Moscow: Russian President Vladimir Putin on Saturday announced that Russia will suspend its participation in the Intermediate-Range Nuclear Forces (INF) Treaty in a mirror response to the US' decision.
"We will proceed as follows. We will come up with a tit-for-tat response. American partners have announced the suspension of their participation in the treaty, and we are suspending it as well," Putin said at a meeting with Russian Foreign Minister Sergei Lavrov and Defence Minister Sergei Shoigu, according to a Kremlin transcript, Xinhua reported.
The US administration announced on Friday that the US is withdrawing from the INF Treaty with Russia within six months, starting from February 2.
Noting that the US has begun developing and manufacturing weapons, Shoigu proposed to develop new arms including ground-based complexes of hypersonic medium-range and shorter-range ballistic missiles. Shoigu's proposal has Putin's support.

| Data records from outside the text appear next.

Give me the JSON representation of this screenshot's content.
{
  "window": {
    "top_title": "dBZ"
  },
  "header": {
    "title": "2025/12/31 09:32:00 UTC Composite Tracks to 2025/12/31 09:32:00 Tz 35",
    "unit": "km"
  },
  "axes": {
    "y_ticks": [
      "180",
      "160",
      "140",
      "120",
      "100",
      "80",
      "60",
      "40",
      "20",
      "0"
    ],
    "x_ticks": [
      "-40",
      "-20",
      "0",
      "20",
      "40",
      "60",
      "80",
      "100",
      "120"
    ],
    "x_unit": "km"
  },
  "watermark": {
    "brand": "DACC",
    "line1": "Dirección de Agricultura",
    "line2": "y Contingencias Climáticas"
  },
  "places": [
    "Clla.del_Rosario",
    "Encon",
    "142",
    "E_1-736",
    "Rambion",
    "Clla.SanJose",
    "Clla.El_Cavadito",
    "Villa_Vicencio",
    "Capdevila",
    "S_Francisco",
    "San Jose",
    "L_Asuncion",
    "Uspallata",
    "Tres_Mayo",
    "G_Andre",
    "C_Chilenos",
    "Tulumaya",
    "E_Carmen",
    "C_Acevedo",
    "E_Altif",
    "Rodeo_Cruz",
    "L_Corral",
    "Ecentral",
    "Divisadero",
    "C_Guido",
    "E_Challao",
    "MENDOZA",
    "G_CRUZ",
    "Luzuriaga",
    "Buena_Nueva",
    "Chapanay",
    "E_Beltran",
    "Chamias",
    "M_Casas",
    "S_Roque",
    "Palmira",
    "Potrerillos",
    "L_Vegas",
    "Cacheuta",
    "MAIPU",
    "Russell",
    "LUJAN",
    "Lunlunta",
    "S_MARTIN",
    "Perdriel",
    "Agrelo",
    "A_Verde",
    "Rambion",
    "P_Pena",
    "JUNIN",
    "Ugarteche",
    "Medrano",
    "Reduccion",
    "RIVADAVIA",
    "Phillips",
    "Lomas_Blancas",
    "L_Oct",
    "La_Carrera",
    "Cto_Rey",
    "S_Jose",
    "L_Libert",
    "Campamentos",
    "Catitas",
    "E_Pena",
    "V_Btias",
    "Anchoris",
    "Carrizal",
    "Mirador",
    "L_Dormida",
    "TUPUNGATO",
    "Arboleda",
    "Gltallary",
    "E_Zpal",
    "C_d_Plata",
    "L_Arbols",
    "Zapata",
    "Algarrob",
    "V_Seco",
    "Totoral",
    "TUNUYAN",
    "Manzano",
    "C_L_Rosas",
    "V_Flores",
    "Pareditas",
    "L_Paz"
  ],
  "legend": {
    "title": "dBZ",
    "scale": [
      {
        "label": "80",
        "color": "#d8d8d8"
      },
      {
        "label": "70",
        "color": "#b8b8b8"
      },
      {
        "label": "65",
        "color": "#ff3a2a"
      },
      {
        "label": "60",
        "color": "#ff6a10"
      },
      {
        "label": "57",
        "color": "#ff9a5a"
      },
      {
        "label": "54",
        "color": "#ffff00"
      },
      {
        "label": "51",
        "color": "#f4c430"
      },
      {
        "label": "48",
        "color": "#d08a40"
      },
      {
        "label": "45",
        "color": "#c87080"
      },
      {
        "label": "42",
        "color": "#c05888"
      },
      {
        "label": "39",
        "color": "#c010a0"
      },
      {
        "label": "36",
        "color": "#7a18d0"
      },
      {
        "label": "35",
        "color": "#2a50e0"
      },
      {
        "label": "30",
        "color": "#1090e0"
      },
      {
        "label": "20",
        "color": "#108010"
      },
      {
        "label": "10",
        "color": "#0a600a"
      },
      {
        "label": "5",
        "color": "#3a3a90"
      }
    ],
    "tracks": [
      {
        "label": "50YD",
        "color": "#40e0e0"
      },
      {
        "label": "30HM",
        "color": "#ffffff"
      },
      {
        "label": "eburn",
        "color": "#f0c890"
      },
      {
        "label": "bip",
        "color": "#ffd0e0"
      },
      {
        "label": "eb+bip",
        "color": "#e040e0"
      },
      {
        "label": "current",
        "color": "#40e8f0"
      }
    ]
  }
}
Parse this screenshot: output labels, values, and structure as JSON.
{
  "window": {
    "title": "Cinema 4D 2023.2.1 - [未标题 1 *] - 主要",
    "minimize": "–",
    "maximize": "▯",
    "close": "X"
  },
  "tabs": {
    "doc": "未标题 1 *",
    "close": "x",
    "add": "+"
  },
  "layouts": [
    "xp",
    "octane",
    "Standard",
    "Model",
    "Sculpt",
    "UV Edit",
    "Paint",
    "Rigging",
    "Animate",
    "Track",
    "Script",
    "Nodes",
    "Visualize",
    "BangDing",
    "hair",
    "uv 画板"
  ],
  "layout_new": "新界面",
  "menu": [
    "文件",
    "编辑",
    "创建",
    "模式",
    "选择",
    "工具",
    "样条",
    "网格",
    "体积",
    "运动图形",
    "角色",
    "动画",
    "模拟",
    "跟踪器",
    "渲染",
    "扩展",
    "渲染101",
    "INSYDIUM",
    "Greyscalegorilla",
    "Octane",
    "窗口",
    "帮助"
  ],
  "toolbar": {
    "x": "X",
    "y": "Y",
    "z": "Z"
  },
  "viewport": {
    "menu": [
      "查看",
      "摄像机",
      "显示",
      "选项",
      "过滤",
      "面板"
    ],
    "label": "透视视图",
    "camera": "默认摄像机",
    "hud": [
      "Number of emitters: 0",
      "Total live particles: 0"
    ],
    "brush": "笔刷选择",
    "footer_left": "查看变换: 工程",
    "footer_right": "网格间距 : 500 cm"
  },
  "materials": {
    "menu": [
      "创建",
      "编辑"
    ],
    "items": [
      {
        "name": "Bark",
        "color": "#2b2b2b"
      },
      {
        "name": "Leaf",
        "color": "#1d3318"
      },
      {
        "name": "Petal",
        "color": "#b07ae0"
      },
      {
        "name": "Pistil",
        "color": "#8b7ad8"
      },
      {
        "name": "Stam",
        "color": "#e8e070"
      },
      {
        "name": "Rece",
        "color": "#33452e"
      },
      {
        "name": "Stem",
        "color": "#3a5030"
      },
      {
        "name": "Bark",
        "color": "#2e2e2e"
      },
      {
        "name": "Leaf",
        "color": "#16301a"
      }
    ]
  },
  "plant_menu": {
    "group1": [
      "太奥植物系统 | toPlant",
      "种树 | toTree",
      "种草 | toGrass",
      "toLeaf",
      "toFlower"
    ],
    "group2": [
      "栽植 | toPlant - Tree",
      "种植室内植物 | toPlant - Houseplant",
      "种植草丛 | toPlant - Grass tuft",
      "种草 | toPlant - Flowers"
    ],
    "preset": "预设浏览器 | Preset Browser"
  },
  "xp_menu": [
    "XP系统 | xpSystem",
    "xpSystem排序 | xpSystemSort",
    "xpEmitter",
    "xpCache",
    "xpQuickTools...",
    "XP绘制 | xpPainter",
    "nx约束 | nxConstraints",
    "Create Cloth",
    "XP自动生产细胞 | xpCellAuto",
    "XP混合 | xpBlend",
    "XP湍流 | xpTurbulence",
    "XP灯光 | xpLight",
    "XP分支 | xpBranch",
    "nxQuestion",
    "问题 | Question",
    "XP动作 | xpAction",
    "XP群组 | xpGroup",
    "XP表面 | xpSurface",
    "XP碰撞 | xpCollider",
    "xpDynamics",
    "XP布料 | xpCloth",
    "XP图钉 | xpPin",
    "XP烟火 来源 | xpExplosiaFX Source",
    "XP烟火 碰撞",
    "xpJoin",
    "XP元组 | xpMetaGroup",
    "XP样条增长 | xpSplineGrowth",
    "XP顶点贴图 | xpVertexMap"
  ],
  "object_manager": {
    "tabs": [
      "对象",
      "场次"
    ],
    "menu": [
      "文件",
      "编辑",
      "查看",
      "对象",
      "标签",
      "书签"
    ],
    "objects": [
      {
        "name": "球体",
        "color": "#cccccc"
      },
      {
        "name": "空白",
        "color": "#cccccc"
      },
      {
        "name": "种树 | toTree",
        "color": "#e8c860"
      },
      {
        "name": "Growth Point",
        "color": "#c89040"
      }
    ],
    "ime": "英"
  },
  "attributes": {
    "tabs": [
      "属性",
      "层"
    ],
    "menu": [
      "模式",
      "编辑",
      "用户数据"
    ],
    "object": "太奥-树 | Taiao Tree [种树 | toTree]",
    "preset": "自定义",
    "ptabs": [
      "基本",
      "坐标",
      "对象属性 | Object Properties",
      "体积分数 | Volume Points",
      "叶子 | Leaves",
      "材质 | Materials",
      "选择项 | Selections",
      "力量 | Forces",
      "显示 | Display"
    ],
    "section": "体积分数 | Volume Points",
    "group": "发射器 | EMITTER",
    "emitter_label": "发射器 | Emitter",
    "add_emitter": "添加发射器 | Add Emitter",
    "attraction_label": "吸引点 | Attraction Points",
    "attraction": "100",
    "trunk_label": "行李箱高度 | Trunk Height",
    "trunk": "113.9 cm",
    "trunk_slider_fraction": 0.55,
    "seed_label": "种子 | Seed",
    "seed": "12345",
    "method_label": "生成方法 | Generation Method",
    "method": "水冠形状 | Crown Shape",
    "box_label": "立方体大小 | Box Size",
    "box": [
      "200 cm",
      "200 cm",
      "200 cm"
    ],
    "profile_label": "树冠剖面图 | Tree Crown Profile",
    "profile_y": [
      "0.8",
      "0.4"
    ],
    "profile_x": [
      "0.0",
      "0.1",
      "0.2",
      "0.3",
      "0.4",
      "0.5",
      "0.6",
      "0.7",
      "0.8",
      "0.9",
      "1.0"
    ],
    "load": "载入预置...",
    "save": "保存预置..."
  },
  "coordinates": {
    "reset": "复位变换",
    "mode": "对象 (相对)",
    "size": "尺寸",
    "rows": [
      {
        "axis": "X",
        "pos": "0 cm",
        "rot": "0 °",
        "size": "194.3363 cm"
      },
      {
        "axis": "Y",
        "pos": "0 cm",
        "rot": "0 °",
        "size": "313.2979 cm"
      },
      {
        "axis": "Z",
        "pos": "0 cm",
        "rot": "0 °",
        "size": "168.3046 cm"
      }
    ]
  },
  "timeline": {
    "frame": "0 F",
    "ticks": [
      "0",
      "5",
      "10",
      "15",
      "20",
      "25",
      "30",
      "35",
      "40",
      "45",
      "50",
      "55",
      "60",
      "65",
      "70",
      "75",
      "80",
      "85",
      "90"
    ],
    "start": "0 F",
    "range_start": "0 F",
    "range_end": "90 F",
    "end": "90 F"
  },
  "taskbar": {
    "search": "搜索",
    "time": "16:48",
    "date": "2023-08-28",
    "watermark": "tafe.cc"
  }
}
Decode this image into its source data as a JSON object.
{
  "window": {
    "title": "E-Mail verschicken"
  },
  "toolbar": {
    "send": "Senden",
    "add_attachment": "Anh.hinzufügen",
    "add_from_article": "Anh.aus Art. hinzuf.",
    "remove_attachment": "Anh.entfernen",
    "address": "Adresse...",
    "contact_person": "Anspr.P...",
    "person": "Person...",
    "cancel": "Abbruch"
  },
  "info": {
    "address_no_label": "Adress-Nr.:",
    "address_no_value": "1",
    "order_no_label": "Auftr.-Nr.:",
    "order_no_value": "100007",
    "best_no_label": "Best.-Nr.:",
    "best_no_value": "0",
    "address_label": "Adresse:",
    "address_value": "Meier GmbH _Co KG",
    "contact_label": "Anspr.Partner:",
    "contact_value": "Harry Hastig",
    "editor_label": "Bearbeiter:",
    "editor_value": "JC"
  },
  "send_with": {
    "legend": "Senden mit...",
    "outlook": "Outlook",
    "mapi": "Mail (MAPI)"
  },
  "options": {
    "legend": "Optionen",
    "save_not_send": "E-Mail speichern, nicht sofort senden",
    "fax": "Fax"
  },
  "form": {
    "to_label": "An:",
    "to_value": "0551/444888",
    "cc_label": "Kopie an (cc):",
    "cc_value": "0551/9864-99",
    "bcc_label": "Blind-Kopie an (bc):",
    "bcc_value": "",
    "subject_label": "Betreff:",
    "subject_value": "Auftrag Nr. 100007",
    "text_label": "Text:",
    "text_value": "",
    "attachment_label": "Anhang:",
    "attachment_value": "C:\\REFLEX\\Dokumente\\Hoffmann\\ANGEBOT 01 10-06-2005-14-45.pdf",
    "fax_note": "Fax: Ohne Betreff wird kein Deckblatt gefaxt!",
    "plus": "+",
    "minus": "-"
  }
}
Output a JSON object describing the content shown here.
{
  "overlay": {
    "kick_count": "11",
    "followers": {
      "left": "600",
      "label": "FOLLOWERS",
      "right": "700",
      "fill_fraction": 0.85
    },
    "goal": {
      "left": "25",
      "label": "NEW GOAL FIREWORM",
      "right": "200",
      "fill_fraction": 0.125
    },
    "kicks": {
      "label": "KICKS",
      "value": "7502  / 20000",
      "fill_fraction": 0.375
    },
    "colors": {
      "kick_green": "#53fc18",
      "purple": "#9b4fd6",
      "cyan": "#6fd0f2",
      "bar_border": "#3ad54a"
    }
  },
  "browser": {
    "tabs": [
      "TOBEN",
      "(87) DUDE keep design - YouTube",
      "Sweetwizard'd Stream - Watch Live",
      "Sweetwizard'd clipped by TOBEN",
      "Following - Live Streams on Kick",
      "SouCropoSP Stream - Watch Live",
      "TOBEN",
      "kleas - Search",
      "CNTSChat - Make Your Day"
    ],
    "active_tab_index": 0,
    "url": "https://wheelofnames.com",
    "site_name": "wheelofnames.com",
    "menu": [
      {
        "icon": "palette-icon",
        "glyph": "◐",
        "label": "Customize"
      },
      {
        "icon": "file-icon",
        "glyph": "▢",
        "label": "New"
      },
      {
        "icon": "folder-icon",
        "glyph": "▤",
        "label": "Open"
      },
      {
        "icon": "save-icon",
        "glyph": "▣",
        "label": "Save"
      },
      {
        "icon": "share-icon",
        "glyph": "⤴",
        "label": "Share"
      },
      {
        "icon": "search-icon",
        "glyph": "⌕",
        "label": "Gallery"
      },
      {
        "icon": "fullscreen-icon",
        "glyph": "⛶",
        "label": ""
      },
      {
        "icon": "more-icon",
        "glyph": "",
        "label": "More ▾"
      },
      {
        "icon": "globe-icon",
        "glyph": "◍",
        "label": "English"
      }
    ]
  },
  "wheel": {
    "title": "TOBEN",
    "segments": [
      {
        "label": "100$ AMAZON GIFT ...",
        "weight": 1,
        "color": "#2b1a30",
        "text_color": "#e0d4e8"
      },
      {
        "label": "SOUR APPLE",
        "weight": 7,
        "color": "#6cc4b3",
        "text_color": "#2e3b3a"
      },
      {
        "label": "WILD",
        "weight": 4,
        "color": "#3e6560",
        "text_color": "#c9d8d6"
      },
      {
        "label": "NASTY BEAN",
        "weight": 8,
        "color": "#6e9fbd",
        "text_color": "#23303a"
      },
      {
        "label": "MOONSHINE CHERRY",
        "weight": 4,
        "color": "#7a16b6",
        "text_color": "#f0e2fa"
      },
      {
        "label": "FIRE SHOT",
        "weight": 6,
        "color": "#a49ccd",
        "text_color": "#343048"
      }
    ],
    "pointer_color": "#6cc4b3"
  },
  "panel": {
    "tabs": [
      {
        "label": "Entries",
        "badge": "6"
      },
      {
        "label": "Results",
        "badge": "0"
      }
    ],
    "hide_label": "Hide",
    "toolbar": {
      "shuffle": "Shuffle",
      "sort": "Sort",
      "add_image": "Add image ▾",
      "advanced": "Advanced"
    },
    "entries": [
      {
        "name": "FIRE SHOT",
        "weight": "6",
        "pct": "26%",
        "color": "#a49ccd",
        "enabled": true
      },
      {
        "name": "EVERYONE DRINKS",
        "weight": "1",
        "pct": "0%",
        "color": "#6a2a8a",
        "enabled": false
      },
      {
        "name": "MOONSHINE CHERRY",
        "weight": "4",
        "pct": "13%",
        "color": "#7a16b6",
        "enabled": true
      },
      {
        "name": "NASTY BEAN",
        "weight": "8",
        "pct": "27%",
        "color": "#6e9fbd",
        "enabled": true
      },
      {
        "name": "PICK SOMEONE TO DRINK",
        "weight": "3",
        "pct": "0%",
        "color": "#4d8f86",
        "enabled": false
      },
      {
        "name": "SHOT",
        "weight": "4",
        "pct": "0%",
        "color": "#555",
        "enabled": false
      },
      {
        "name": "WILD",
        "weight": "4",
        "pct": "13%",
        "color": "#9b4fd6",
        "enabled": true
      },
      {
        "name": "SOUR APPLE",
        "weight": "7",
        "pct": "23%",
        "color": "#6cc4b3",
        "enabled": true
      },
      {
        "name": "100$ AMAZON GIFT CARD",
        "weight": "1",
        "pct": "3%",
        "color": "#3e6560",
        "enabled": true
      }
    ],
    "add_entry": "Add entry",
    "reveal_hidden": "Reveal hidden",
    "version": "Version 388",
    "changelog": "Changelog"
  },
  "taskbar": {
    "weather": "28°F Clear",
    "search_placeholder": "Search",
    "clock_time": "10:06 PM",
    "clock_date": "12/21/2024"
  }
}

"They announced that they (the US) are engaged in research and development work, and we will do the same," Putin said.
The president requested more information on the execution of Russia's state defence programmes, including the Dagger hypersonic air-launched ballistic missile, the Peresvet combat laser systems, the newest Avangard hypersonic missile defence system and the Sarmat missile.
He also noted that some countries are starting to deploy weapons in space, saying that it is necessary to come up with certain plans to counter this "possible threat."
Despite the retaliatory measures, Russia will not be dragged into an arms race, Putin said.
"I want to draw your attention to the fact that we should not and will not be drawn into an expensive arms race," he told the ministers.
The INF Treaty was signed in 1987 between the then Soviet Union and the US on the elimination of intermediate-range and shorter-range missiles.
Moscow and Washington have been accusing each other of violating the agreement in recent years amid increasing tensions.
In October, US President Donald Trump said Washington would pull out of the INF Treaty on account of Russia's alleged breach of the agreement, a charge which Moscow has repeatedly denied.